But beautiful and fun to use doesn’t make up for one minor, yet missing feature. Have you spotted it above? That was not a typo; the D of DSLR is indeed missing. While I do intend to use my Leica with film again at some point, I just don’t seem to get around doing so. And then there’s the lab situation. A mere ten years ago, there were a couple of good to great professional photo labs around. The kind where you talk to the persons who develop your film and print your photos and ask them to just pull out a little bit of magenta and add a little yellow like they did last week. Or you’d do an experiment together, with different filter settings to work out what looks best. Those days are gone and most of those labs are out of business. Before digital, they were serving the professional market. As the advertising and media capital of Germany, Hamburg is home to lots of professional photographers in the Hamburg and most of them, of course, now have an all-digital workflow.

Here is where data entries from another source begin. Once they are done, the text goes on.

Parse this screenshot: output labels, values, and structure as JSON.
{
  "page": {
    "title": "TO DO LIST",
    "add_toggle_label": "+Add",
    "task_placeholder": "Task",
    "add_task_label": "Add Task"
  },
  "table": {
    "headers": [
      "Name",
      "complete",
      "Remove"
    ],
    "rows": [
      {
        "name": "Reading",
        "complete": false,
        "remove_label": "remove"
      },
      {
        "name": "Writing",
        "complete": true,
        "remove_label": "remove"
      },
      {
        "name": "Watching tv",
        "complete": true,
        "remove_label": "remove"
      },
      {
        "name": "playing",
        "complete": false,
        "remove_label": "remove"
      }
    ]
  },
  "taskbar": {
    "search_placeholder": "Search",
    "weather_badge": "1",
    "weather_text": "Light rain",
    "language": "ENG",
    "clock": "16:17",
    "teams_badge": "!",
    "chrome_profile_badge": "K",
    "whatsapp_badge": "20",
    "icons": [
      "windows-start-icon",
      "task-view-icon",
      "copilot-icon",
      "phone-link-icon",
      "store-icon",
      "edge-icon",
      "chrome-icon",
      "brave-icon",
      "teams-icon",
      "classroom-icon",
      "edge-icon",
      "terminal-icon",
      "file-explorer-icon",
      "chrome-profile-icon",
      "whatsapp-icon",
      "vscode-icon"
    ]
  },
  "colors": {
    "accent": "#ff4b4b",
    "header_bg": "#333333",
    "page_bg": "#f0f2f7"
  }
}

Don’t get me wrong, I love digital photography. I previously used a Canon 5D, with a couple of Canon and third-party lenses. And while all that works alright, I am just not excited about the equipment. You see, feel, and touch plastic and I don’t like how the photos turn out. Instead, I like fast prime lenses.

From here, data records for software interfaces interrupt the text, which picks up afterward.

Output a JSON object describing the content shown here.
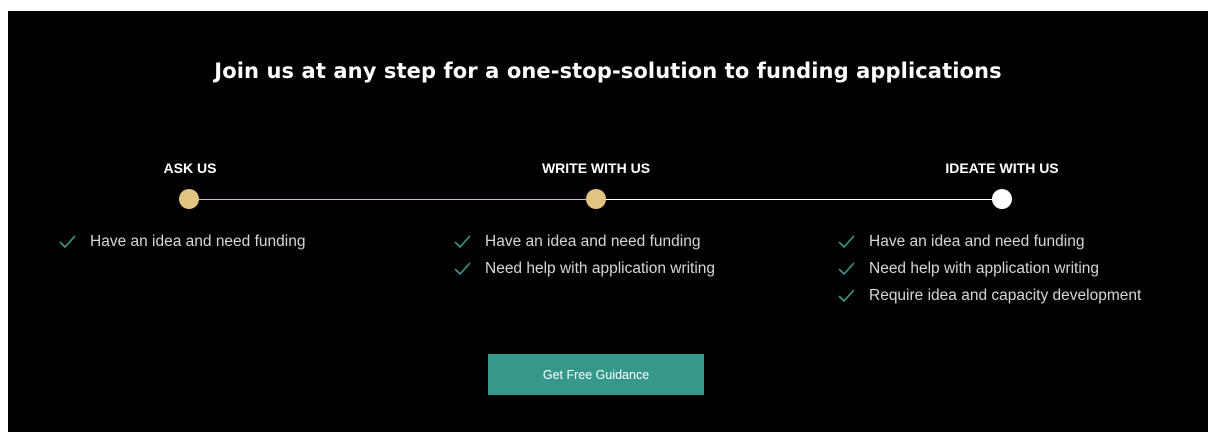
{
  "headline": "Join us at any step for a one-stop-solution to funding applications",
  "colors": {
    "background": "#000000",
    "accent_gold": "#e3c483",
    "check_green": "#3d9a88",
    "button_teal": "#35988a",
    "white": "#ffffff"
  },
  "steps": [
    {
      "title": "ASK US",
      "dot_color": "#e3c483",
      "items": [
        "Have an idea and need funding"
      ]
    },
    {
      "title": "WRITE WITH US",
      "dot_color": "#e3c483",
      "items": [
        "Have an idea and need funding",
        "Need help with application writing"
      ]
    },
    {
      "title": "IDEATE WITH US",
      "dot_color": "#ffffff",
      "items": [
        "Have an idea and need funding",
        "Need help with application writing",
        "Require idea and capacity development"
      ]
    }
  ],
  "cta": {
    "label": "Get Free Guidance"
  }
}
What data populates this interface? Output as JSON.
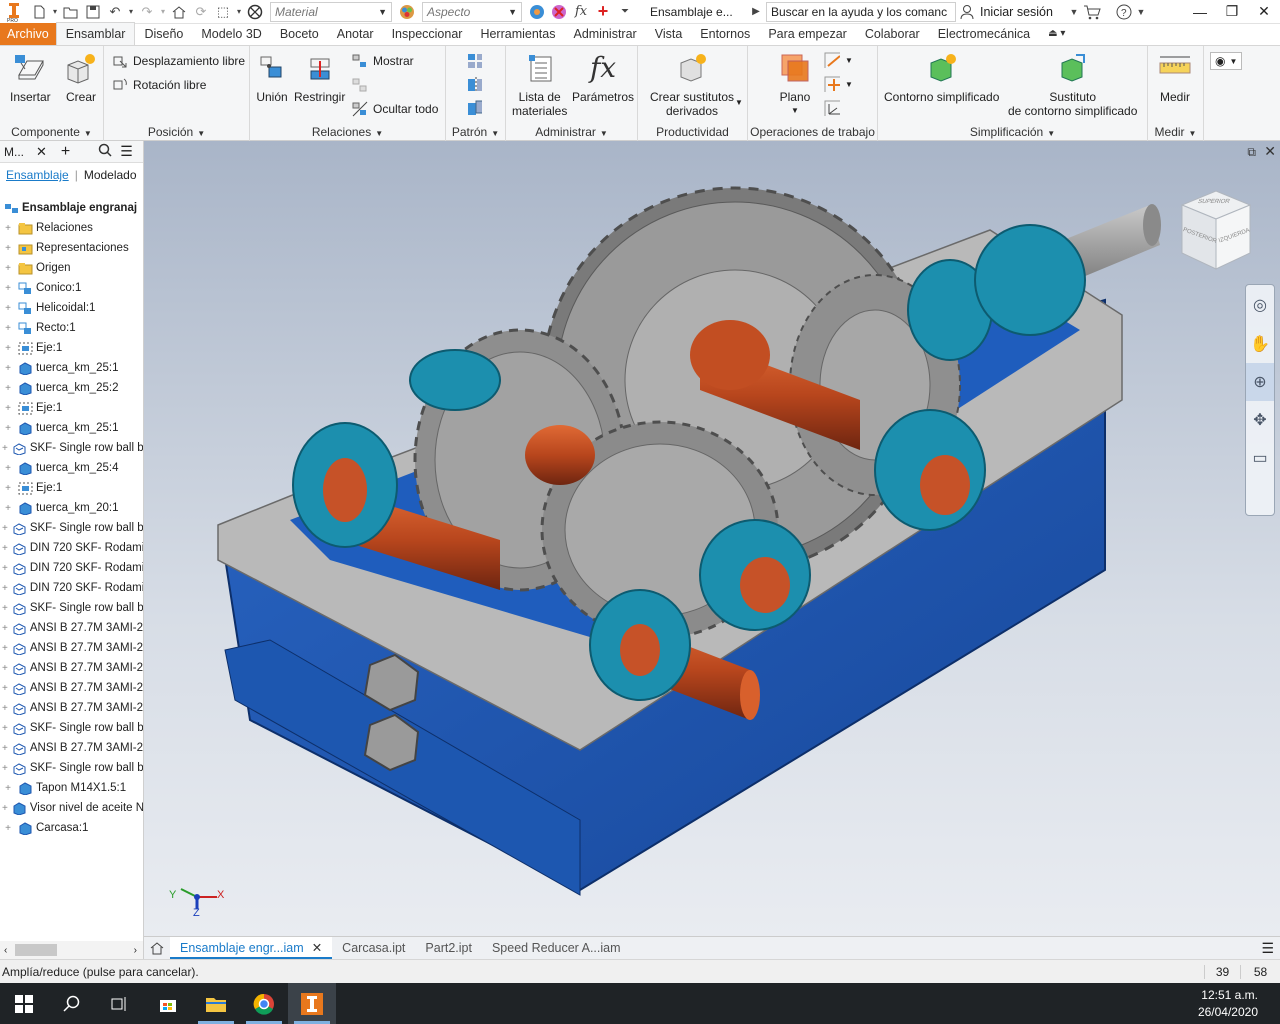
{
  "quick_access": {
    "material_placeholder": "Material",
    "appearance_placeholder": "Aspecto",
    "fx_label": "fx",
    "document_title": "Ensamblaje e...",
    "help_search": "Buscar en la ayuda y los comanc",
    "sign_in": "Iniciar sesión"
  },
  "ribbon_tabs": [
    "Archivo",
    "Ensamblar",
    "Diseño",
    "Modelo 3D",
    "Boceto",
    "Anotar",
    "Inspeccionar",
    "Herramientas",
    "Administrar",
    "Vista",
    "Entornos",
    "Para empezar",
    "Colaborar",
    "Electromecánica"
  ],
  "ribbon": {
    "componente": {
      "label": "Componente",
      "insertar": "Insertar",
      "crear": "Crear"
    },
    "posicion": {
      "label": "Posición",
      "desplazamiento": "Desplazamiento libre",
      "rotacion": "Rotación libre"
    },
    "relaciones": {
      "label": "Relaciones",
      "union": "Unión",
      "restringir": "Restringir",
      "mostrar": "Mostrar",
      "ocultar": "Ocultar todo"
    },
    "patron": {
      "label": "Patrón"
    },
    "administrar": {
      "label": "Administrar",
      "lista_1": "Lista de",
      "lista_2": "materiales",
      "parametros": "Parámetros",
      "fx_glyph": "fx"
    },
    "productividad": {
      "label": "Productividad",
      "crear_1": "Crear sustitutos",
      "crear_2": "derivados"
    },
    "operaciones": {
      "label": "Operaciones de trabajo",
      "plano": "Plano"
    },
    "simplificacion": {
      "label": "Simplificación",
      "contorno": "Contorno simplificado",
      "sustituto_1": "Sustituto",
      "sustituto_2": "de contorno simplificado"
    },
    "medir": {
      "label": "Medir",
      "medir": "Medir"
    }
  },
  "browser": {
    "title": "M...",
    "tab_ensamblaje": "Ensamblaje",
    "tab_modelado": "Modelado",
    "root": "Ensamblaje engranaj",
    "items": [
      {
        "label": "Relaciones",
        "icon": "folder-icon"
      },
      {
        "label": "Representaciones",
        "icon": "representations-icon"
      },
      {
        "label": "Origen",
        "icon": "folder-icon"
      },
      {
        "label": "Conico:1",
        "icon": "subassembly-icon"
      },
      {
        "label": "Helicoidal:1",
        "icon": "subassembly-icon"
      },
      {
        "label": "Recto:1",
        "icon": "subassembly-icon"
      },
      {
        "label": "Eje:1",
        "icon": "shaft-icon"
      },
      {
        "label": "tuerca_km_25:1",
        "icon": "part-icon"
      },
      {
        "label": "tuerca_km_25:2",
        "icon": "part-icon"
      },
      {
        "label": "Eje:1",
        "icon": "shaft-icon"
      },
      {
        "label": "tuerca_km_25:1",
        "icon": "part-icon"
      },
      {
        "label": "SKF- Single row ball b",
        "icon": "bearing-icon"
      },
      {
        "label": "tuerca_km_25:4",
        "icon": "part-icon"
      },
      {
        "label": "Eje:1",
        "icon": "shaft-icon"
      },
      {
        "label": "tuerca_km_20:1",
        "icon": "part-icon"
      },
      {
        "label": "SKF- Single row ball b",
        "icon": "bearing-icon"
      },
      {
        "label": "DIN 720 SKF- Rodami",
        "icon": "bearing-icon"
      },
      {
        "label": "DIN 720 SKF- Rodami",
        "icon": "bearing-icon"
      },
      {
        "label": "DIN 720 SKF- Rodami",
        "icon": "bearing-icon"
      },
      {
        "label": "SKF- Single row ball b",
        "icon": "bearing-icon"
      },
      {
        "label": "ANSI B 27.7M 3AMI-2",
        "icon": "bearing-icon"
      },
      {
        "label": "ANSI B 27.7M 3AMI-2",
        "icon": "bearing-icon"
      },
      {
        "label": "ANSI B 27.7M 3AMI-2",
        "icon": "bearing-icon"
      },
      {
        "label": "ANSI B 27.7M 3AMI-2",
        "icon": "bearing-icon"
      },
      {
        "label": "ANSI B 27.7M 3AMI-2",
        "icon": "bearing-icon"
      },
      {
        "label": "SKF- Single row ball b",
        "icon": "bearing-icon"
      },
      {
        "label": "ANSI B 27.7M 3AMI-2",
        "icon": "bearing-icon"
      },
      {
        "label": "SKF- Single row ball b",
        "icon": "bearing-icon"
      },
      {
        "label": "Tapon M14X1.5:1",
        "icon": "part-icon"
      },
      {
        "label": "Visor nivel de aceite N",
        "icon": "part-icon"
      },
      {
        "label": "Carcasa:1",
        "icon": "part-icon"
      }
    ]
  },
  "viewcube": {
    "face_left": "POSTERIOR",
    "face_right": "IZQUIERDA",
    "face_top": "SUPERIOR"
  },
  "triad": {
    "x": "X",
    "y": "Y",
    "z": "Z"
  },
  "document_tabs": [
    "Ensamblaje engr...iam",
    "Carcasa.ipt",
    "Part2.ipt",
    "Speed Reducer A...iam"
  ],
  "status": {
    "message": "Amplía/reduce (pulse para cancelar).",
    "count1": "39",
    "count2": "58"
  },
  "taskbar": {
    "time": "12:51 a.m.",
    "date": "26/04/2020"
  },
  "colors": {
    "accent": "#e8781d",
    "housing": "#1d57b0",
    "gear": "#9a9a9a",
    "shaft": "#b8461d",
    "bearing": "#1c8fae",
    "link": "#1a7bc9"
  }
}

If only there were a way to keep using these old and great lenses, ideally on a camera with a full-frame (24*36mm) digital sensor. I tried using the lenses with an adapter in front the Canon 5D, but the results were usually gruesome because it was next to impossible to focus properly. I installed a different focusing screen with a microprism ring, but while the same technology worked nicely with the Leica, the 5D would not let enough light through to the focusing screen, rendering the microprism useless.

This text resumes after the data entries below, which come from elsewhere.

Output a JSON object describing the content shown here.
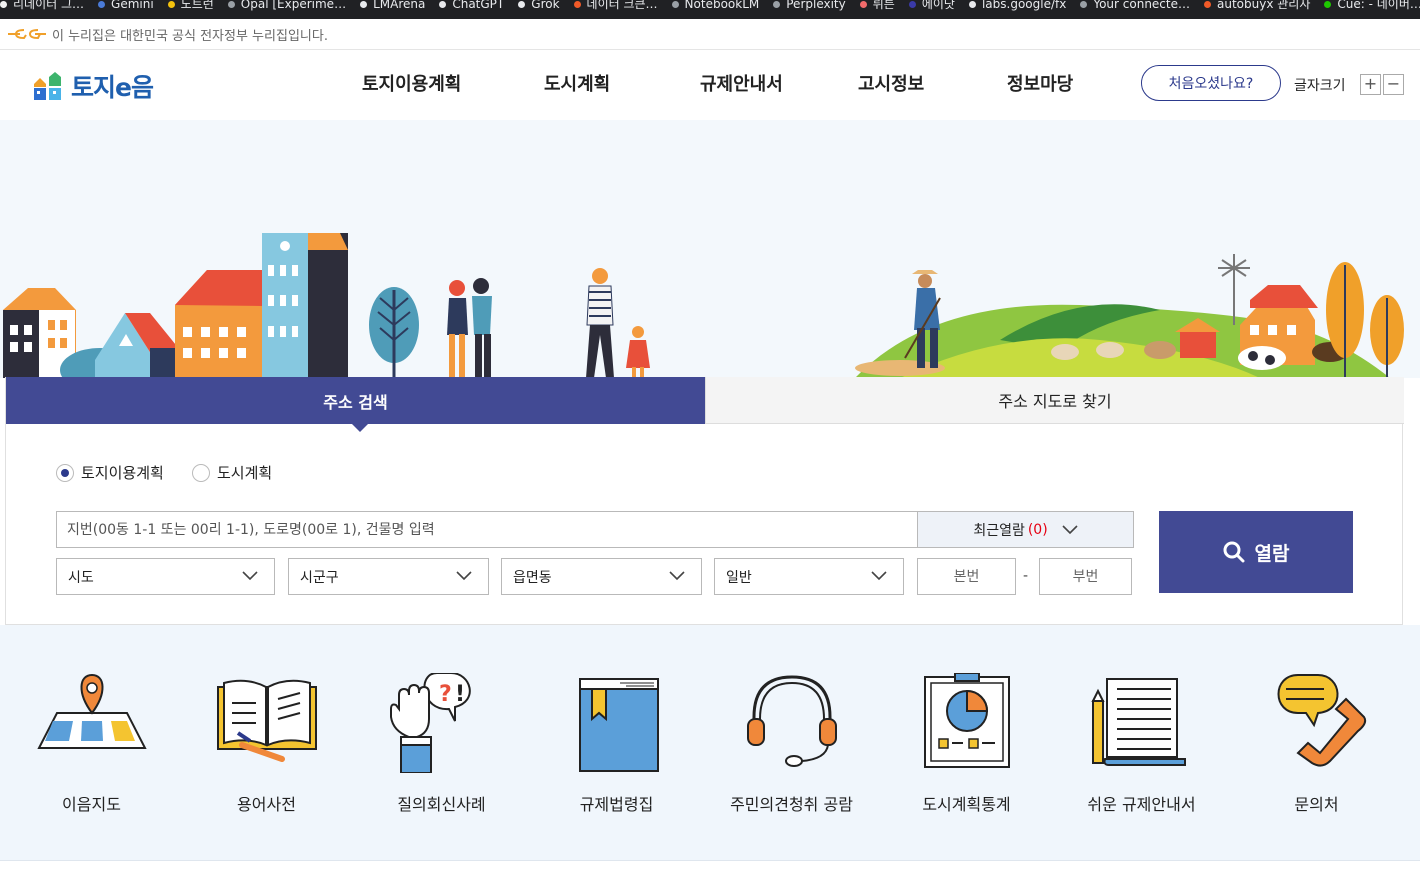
{
  "bookmarks": [
    {
      "label": "리데이터 그…",
      "color": "#f2f2f2"
    },
    {
      "label": "Gemini",
      "color": "#4a7bd8"
    },
    {
      "label": "노트런",
      "color": "#f4c20d"
    },
    {
      "label": "Opal [Experime…",
      "color": "#9aa0a6"
    },
    {
      "label": "LMArena",
      "color": "#e8eaed"
    },
    {
      "label": "ChatGPT",
      "color": "#e8eaed"
    },
    {
      "label": "Grok",
      "color": "#e8eaed"
    },
    {
      "label": "데이터 크큰…",
      "color": "#f05a28"
    },
    {
      "label": "NotebookLM",
      "color": "#9aa0a6"
    },
    {
      "label": "Perplexity",
      "color": "#9aa0a6"
    },
    {
      "label": "뤼튼",
      "color": "#f26b6b"
    },
    {
      "label": "에이닷",
      "color": "#3a3aa8"
    },
    {
      "label": "labs.google/fx",
      "color": "#e8eaed"
    },
    {
      "label": "Your connecte…",
      "color": "#9aa0a6"
    },
    {
      "label": "autobuyx 관리자",
      "color": "#f05a28"
    },
    {
      "label": "Cue: - 네이버…",
      "color": "#1ec800"
    }
  ],
  "gov_banner": {
    "text": "이 누리집은 대한민국 공식 전자정부 누리집입니다."
  },
  "logo": {
    "text": "토지e음"
  },
  "nav": [
    "토지이용계획",
    "도시계획",
    "규제안내서",
    "고시정보",
    "정보마당"
  ],
  "header": {
    "first_visit": "처음오셨나요?",
    "font_size_label": "글자크기",
    "plus": "+",
    "minus": "−"
  },
  "tabs": {
    "address_search": "주소 검색",
    "map_search": "주소 지도로 찾기"
  },
  "radios": {
    "land_use": "토지이용계획",
    "urban": "도시계획",
    "selected": "토지이용계획"
  },
  "search": {
    "placeholder": "지번(00동 1-1 또는 00리 1-1), 도로명(00로 1), 건물명 입력",
    "recent_label": "최근열람",
    "recent_count": "(0)",
    "sido": "시도",
    "sigungu": "시군구",
    "eupmyeondong": "읍면동",
    "type": "일반",
    "main_no_placeholder": "본번",
    "sub_no_placeholder": "부번",
    "dash": "-",
    "view_button": "열람"
  },
  "quick_menu": [
    {
      "label": "이음지도",
      "icon": "map-pin-icon"
    },
    {
      "label": "용어사전",
      "icon": "open-book-icon"
    },
    {
      "label": "질의회신사례",
      "icon": "hand-question-icon"
    },
    {
      "label": "규제법령집",
      "icon": "law-book-icon"
    },
    {
      "label": "주민의견청취 공람",
      "icon": "headset-icon"
    },
    {
      "label": "도시계획통계",
      "icon": "chart-board-icon"
    },
    {
      "label": "쉬운 규제안내서",
      "icon": "document-pencil-icon"
    },
    {
      "label": "문의처",
      "icon": "phone-chat-icon"
    }
  ],
  "colors": {
    "primary": "#424a94",
    "accent_red": "#e60012",
    "logo_blue": "#1f5fae"
  }
}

So for a while I had the lenses just lying around until I heard about the Sony A7, a compact full-frame camera with live on-screen view and a high-resolution electronic viewfinder (EVF):
With plenty of adapters for different lens mounts available, I had to give this camera a try. It won’t be the last camera I ever buy, but it is a huge improvement over my previous digital photography experience. Let’s look at a few results next.
I like having a minimal depth of field. You won’t achieve that with anything smaller than full frame and a fast prime lense, as the depth-of-field increases with smaller sensors as well as with slower lenses / higher f-number.
TO BE CONTINUED